The primary source materials of Railroad Maps, 1828-1900 provide students with first-hand evidence of several important aspects of nineteenth-century American history. Students can explore the development of railroad transportation, military campaigns, the growth of the nation, industrialism, and tourism. Because students can find evidence of these historical topics for themselves in the collection's maps, they will gain a lasting comprehension of what they discover.
1) Railroad Transportation
For a good introduction to the collection, students can study the introduction of railroads to the United States and its impact, from its most fundamental significance to its more sophisticated meaning.
Trains introduced new innovations in the continuing search for the easiest way to move large loads of passengers and goods quickly and efficiently from one place to another. The train linked together several cars or vehicles into one long caravan. This linking was made possible by the use of tracks or roads of rail to guide the train behind the pulling engine. The locomotive was thought of as concentrating the pulling power of many horses into one entity, and thus rated by degree of "horse power". Students can better appreciate these and other changes introduced by the railroad, by examining maps of their choice from the collection's Title Index. They can also search on the name of their home town or state, or on the name of major American cities to find maps of places with which they are familiar. Ask students to find basic information from the maps such as:

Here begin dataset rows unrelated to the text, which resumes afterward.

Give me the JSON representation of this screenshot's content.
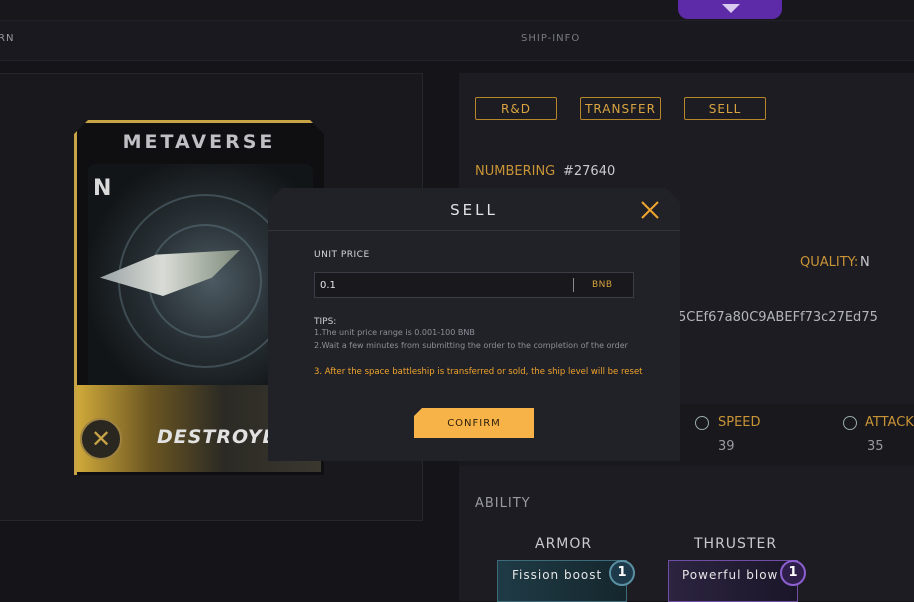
{
  "header": {
    "back_label": "RN",
    "page_label": "SHIP-INFO"
  },
  "card": {
    "title": "METAVERSE",
    "quality_letter": "N",
    "class_name": "DESTROYER"
  },
  "actions": {
    "rd_label": "R&D",
    "transfer_label": "TRANSFER",
    "sell_label": "SELL"
  },
  "info": {
    "numbering_label": "NUMBERING",
    "numbering_value": "#27640",
    "quality_label": "QUALITY:",
    "quality_value": "N",
    "address_fragment": "5CEf67a80C9ABEFf73c27Ed75"
  },
  "stats": [
    {
      "label": "SPEED",
      "value": "39",
      "icon": "speed-icon"
    },
    {
      "label": "ATTACK",
      "value": "35",
      "icon": "attack-icon"
    }
  ],
  "ability": {
    "section_label": "ABILITY",
    "items": [
      {
        "slot": "ARMOR",
        "name": "Fission boost",
        "level": "1",
        "color": "#3e6b7a"
      },
      {
        "slot": "THRUSTER",
        "name": "Powerful blow",
        "level": "1",
        "color": "#6e4fa5"
      }
    ]
  },
  "modal": {
    "title": "SELL",
    "unit_price_label": "UNIT PRICE",
    "unit_price_value": "0.1",
    "currency": "BNB",
    "tips_title": "TIPS:",
    "tips": [
      "1.The unit price range is 0.001-100 BNB",
      "2.Wait a few minutes from submitting the order to the completion of the order",
      "3. After the space battleship is transferred or sold, the ship level will be reset"
    ],
    "confirm_label": "CONFIRM"
  },
  "colors": {
    "accent": "#f7b347",
    "gold_text": "#c99436",
    "warning": "#f0a52c"
  }
}
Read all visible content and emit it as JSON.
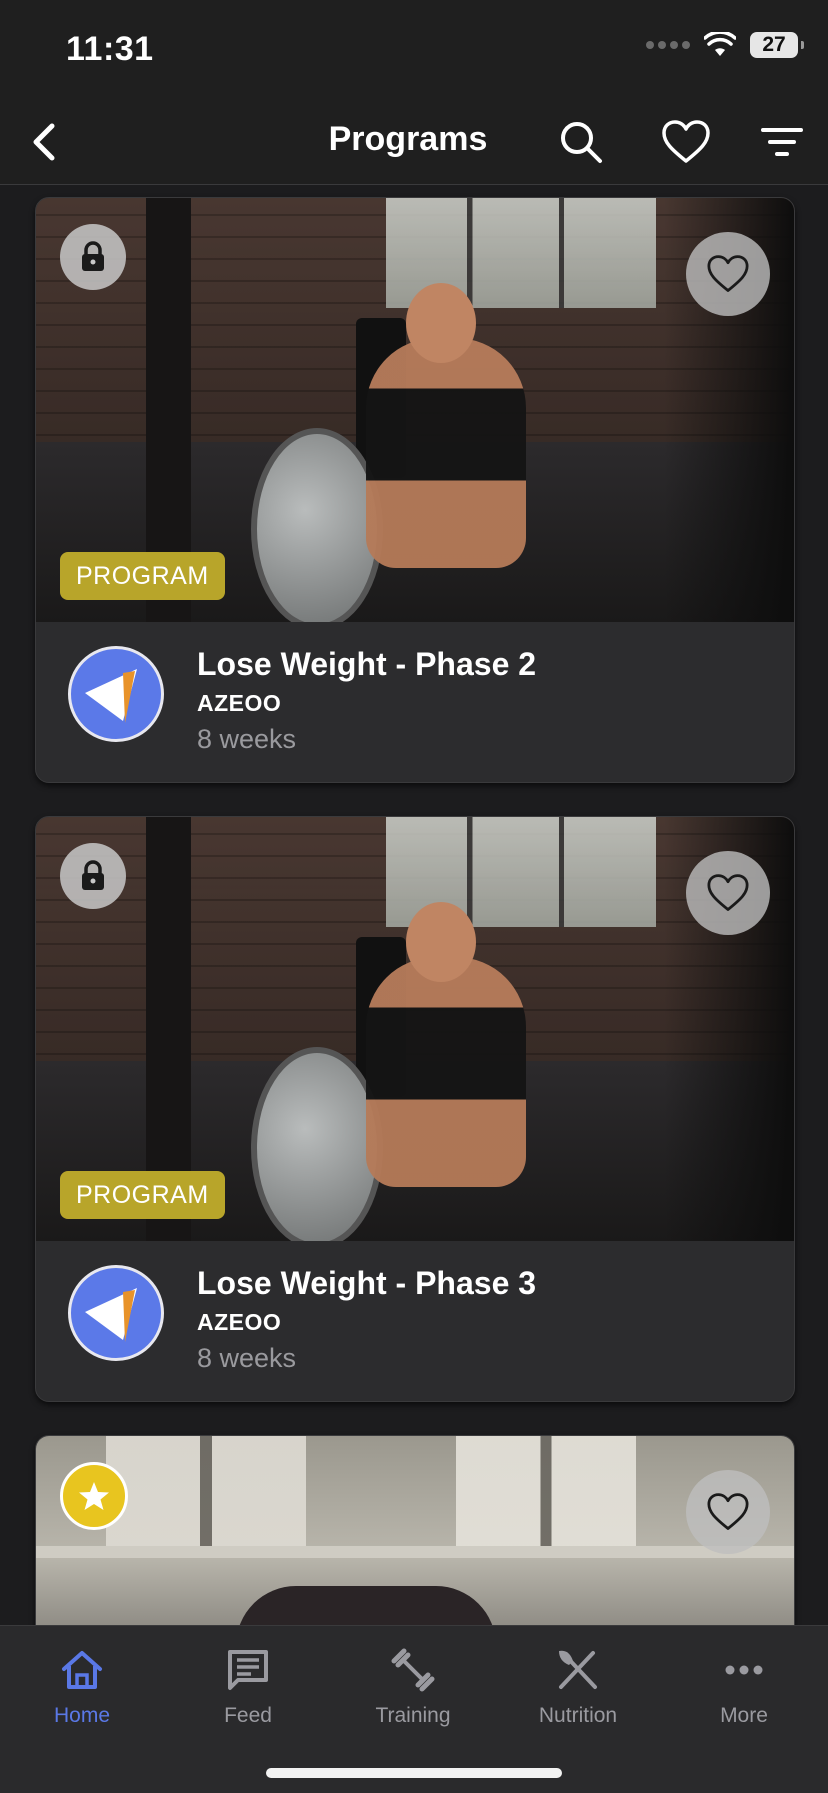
{
  "status_bar": {
    "time": "11:31",
    "battery": "27"
  },
  "nav": {
    "title": "Programs"
  },
  "cards": [
    {
      "tag": "PROGRAM",
      "title": "Lose Weight - Phase 2",
      "author": "AZEOO",
      "duration": "8 weeks"
    },
    {
      "tag": "PROGRAM",
      "title": "Lose Weight - Phase 3",
      "author": "AZEOO",
      "duration": "8 weeks"
    }
  ],
  "tab_bar": {
    "items": [
      {
        "label": "Home",
        "icon": "home-icon",
        "active": true
      },
      {
        "label": "Feed",
        "icon": "feed-icon"
      },
      {
        "label": "Training",
        "icon": "dumbbell-icon"
      },
      {
        "label": "Nutrition",
        "icon": "fork-knife-icon"
      },
      {
        "label": "More",
        "icon": "more-dots-icon"
      }
    ]
  },
  "colors": {
    "accent": "#5a78e6",
    "program_tag": "#b8a52a",
    "background": "#1c1c1e"
  }
}
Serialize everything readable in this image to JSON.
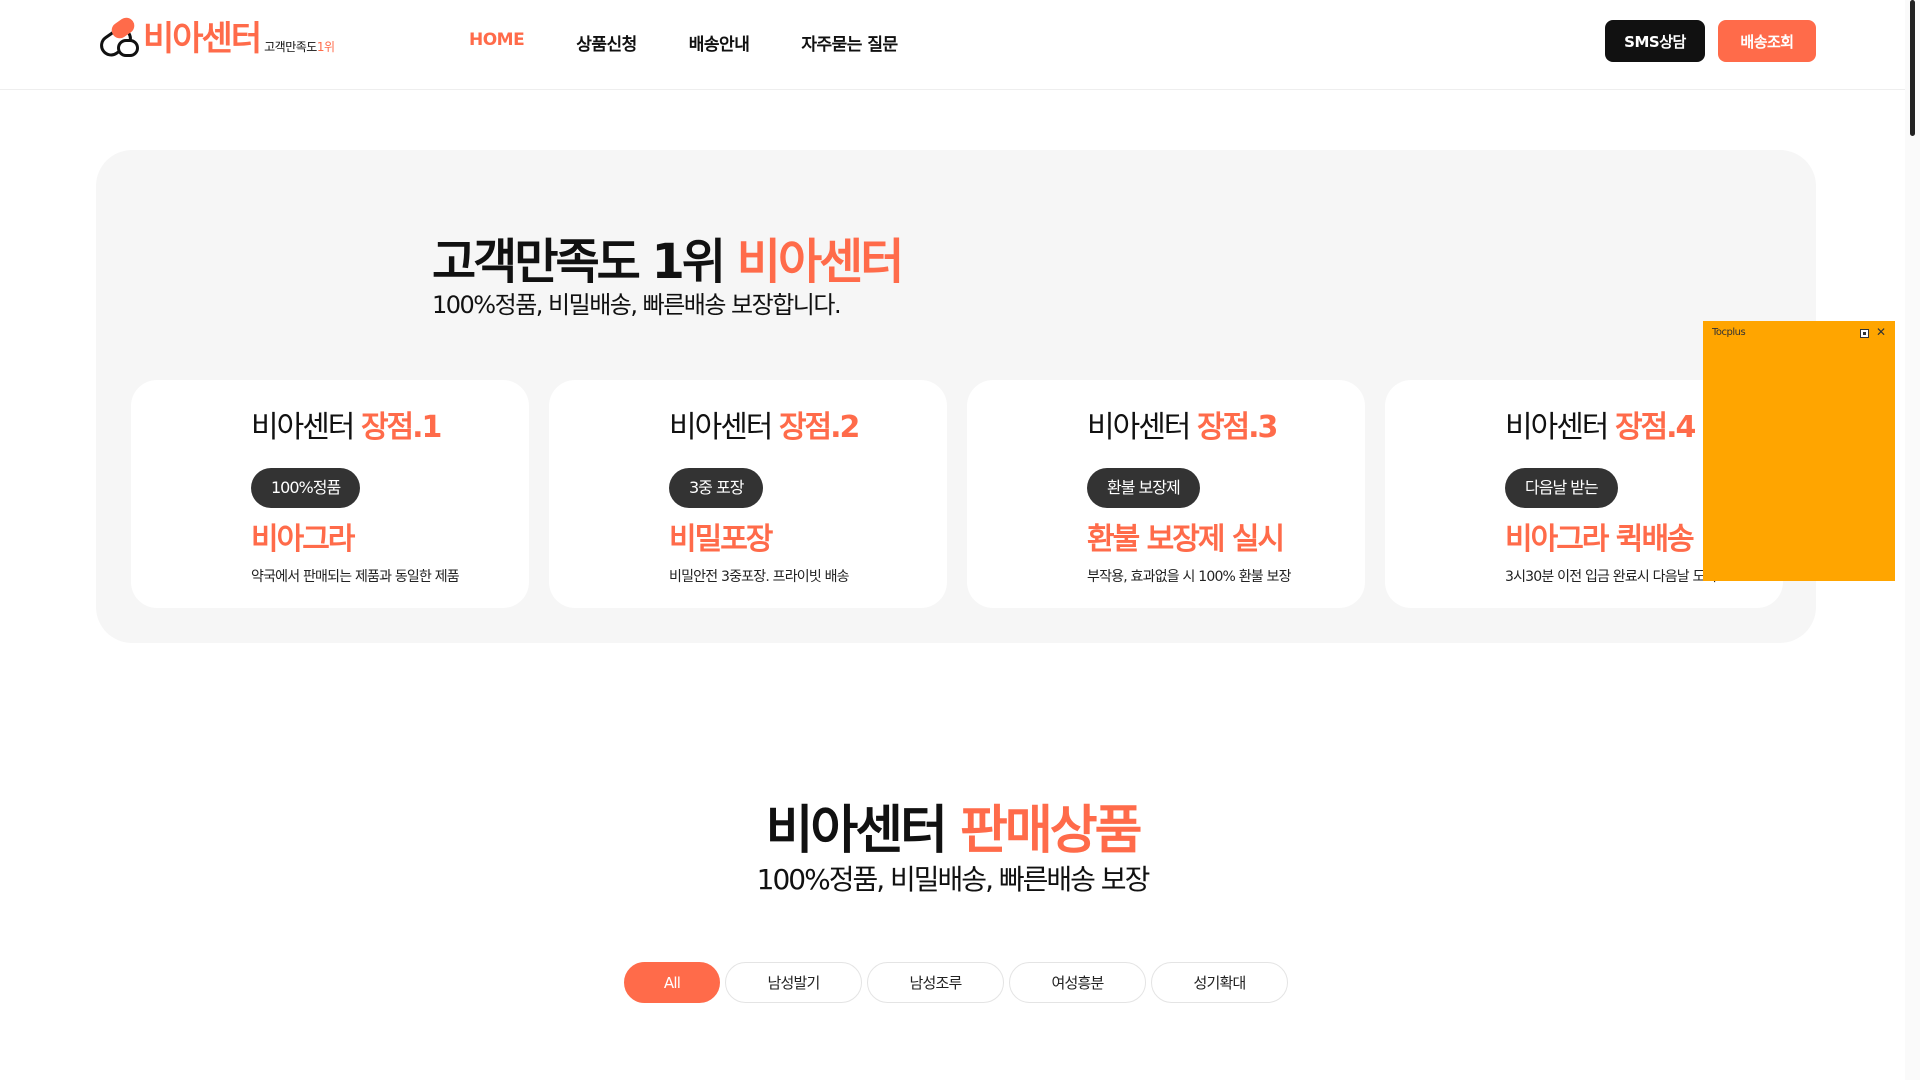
{
  "header": {
    "logo": {
      "text": "비아센터",
      "sub_prefix": "고객만족도",
      "sub_accent": "1위"
    },
    "nav": [
      {
        "label": "HOME",
        "active": true
      },
      {
        "label": "상품신청"
      },
      {
        "label": "배송안내"
      },
      {
        "label": "자주묻는 질문"
      }
    ],
    "sms_button": "SMS상담",
    "delivery_button": "배송조회"
  },
  "hero": {
    "title_prefix": "고객만족도 1위 ",
    "title_accent": "비아센터",
    "subtitle": "100%정품, 비밀배송, 빠른배송 보장합니다.",
    "cards": [
      {
        "title_prefix": "비아센터 ",
        "title_accent": "장점.1",
        "badge": "100%정품",
        "headline": "비아그라",
        "desc": "약국에서 판매되는 제품과 동일한 제품"
      },
      {
        "title_prefix": "비아센터 ",
        "title_accent": "장점.2",
        "badge": "3중 포장",
        "headline": "비밀포장",
        "desc": "비밀안전 3중포장. 프라이빗 배송"
      },
      {
        "title_prefix": "비아센터 ",
        "title_accent": "장점.3",
        "badge": "환불 보장제",
        "headline": "환불 보장제 실시",
        "desc": "부작용, 효과없을 시 100% 환불 보장"
      },
      {
        "title_prefix": "비아센터 ",
        "title_accent": "장점.4",
        "badge": "다음날 받는",
        "headline": "비아그라 퀵배송",
        "desc": "3시30분 이전 입금 완료시 다음날 도착"
      }
    ]
  },
  "products": {
    "title_prefix": "비아센터 ",
    "title_accent": "판매상품",
    "subtitle": "100%정품, 비밀배송, 빠른배송 보장",
    "filters": [
      {
        "label": "All",
        "active": true
      },
      {
        "label": "남성발기"
      },
      {
        "label": "남성조루"
      },
      {
        "label": "여성흥분"
      },
      {
        "label": "성기확대"
      }
    ]
  },
  "ad": {
    "label": "Tocplus"
  },
  "colors": {
    "accent": "#ff6b4a",
    "dark": "#111111",
    "badge": "#333333",
    "panel": "#f6f6f6",
    "ad": "#ffa500"
  }
}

- How many rail lines are depicted on the map? Are they all operated by the same company?
- Where do rail lines start and end? Through what cities do the trains travel?
- Noting the date of the map, what types of trains possibly ran on the routes shown? For example, were they likely to be steam powered or electric?
- What other forms of transportation are depicted on the map?
- Do the rail lines depicted on the map still exist today?
Then students can look with more depth to find evidence of
- How railroads were used
- How widespread their use and impact was
- The creation of railroad companies
- The relationship between railroads and urbanization patterns